Dude, stop freaking out. While T1D is a HUGE pain in the butt, it's not the end of your life. It is manageable and I know it's even taught me a few skills that I wouldn't have had otherwise. Oh yeah, and you also get this really cool online community of folks who also have lazy pancrei. I mean, c'mon, what other disease gets you an immediate bunch of online friends?

Incidentally, I've been using Humalog in pumps for years and never had an issue. I've even gone camping in extreme heat and not had an issue. I don't think it's a problem. I also have reused the old insulin in the reservoir for quite some time too and not had an issue.

I have used Humalog in my pump before and experienced really hot weather with it and never had a problem. Like someone else said, Apidra is a different story. In my experience, Apidra can't handle heat as well as Humalog/Novalog, but it works so much better for me that I use it. So, just keep that in mind for the future if you ever use Apidra. But if you stick with Humalog or Novalog you should be just fine.

I didn't know that about Apidra. I thought Apidra was well tolerated during warm conditions when used in a pump. I will have to watch that in the future. Thanks, Erin, for the heads up. Apidra works very well for me in my pump.

I second what MBP says. Diabetes can be a pain, but can be completely manageable. It's also a complete balancing act and a learn-as-you-go type of situation. There is plenty of stuff out there on the net that could be scary, particularly if you aren't familiar with the "big picture" (either biological, down to the cellular level; or financial, down to the level of the guy trying to sell you something). Pay no attention to that stuff. I don't.

Worry about what you can control (like your blood sugars) -- that's all you can do -- and you'll get by just fine. I've been doing it for over 30 years, and am prepared to do it for another 30.

So are you saying you haven't had any problems with your Apidra when it's hot, Brian? I use Apidra, but this will be the first summer on a pump I'm living somewhere it gets really hot (like triple digits)

I have pumped both Novolog and Humalog for many years with no heat related problems. For some reason I get better pp numbers with Novolog so I have stuck with it for the last few years.

Best Regards, Mike

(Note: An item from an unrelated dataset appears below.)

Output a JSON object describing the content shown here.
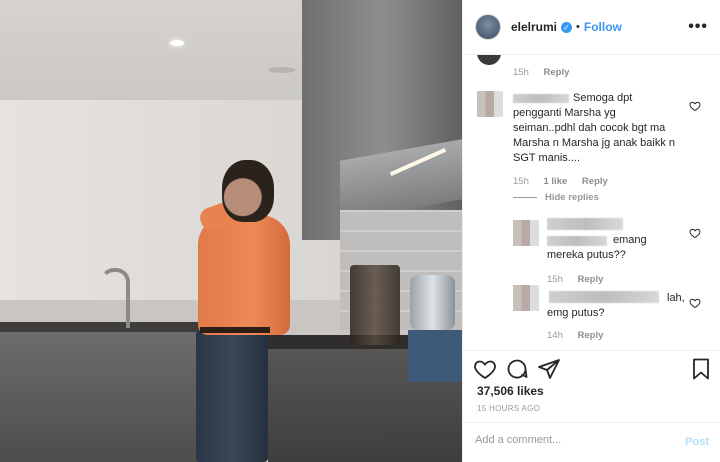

I haven't had my pump long enough for it to be very hot. I got it in late summer last year, and it wasn't really hot in Minnesota last summer either. I had heard that Humalog in a pump was subject to plugging. Ihad also heard that Apidra was not. Now Erin says the opposite; thus I am a bit confused. I work in the heat and in the cold, so I am not quite sure what to expect. It didn't freeze up this past winter, although the winter was mild.

Ah, I guess we'll both have to see what happens...kind of like the answer to most D questions! I've had my pump since 1/11, but last summer lived in the Bay Area where if it gets to 75 everyone freaks out over the heatwave. I definitely won't mind if I have to lower all my insulin intake for a few months!

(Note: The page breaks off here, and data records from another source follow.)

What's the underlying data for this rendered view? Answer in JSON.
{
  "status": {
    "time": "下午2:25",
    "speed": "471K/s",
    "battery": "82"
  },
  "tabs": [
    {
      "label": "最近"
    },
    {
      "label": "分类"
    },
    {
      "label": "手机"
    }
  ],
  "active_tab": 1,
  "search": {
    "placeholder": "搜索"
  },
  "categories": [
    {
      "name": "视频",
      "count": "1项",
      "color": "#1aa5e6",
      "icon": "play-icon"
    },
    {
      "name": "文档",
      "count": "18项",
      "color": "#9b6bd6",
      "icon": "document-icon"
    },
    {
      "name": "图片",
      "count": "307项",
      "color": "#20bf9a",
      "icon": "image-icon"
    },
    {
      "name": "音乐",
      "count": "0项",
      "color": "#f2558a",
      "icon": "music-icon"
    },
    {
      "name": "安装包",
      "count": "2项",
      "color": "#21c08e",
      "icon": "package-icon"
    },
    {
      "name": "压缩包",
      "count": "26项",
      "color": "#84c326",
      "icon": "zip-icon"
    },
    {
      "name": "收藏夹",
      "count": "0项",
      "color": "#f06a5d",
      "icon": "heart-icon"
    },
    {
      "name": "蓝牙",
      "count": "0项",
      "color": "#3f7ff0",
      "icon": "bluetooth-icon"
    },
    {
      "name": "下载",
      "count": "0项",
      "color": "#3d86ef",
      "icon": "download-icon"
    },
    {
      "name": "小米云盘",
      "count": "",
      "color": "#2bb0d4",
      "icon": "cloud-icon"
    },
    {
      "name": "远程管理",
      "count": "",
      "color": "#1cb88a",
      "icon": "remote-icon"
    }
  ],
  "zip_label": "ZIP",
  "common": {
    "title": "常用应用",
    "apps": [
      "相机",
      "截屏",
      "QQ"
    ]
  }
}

My experience on Apidra is it was great for the first day or two, then like clockwork it would lose potency - really fast. I didn't realize that coming on here that it's not recommended for use in pumps.

Also last summer, I was afraid to spend too much time outside for fear that my insulin would die! I did like Apidra but for me it was the same action and duration of humalog.

My pump clogged on Apidra and has never done it on humalog, FYI. The MM clogging sensors are great, not as good on the ping though.

Can you tell me, Kelly where the info comes from that Apidra is not recommended for use in pumps? I've never heard that at all.

I think that was once true but it has now changed. If you read the paper insert inside of a vial of Apidra, it now says that it shouldn’t be used in a pump for more than 2 days (not 3 days like the other 'logs).

Personally, I found my reservoir running empty a lot with a 2-day supply, and since I couldn’t carry a spare vial with me without refrigeration, I ended up switching back to Novolog rather quickl?y out of necessity.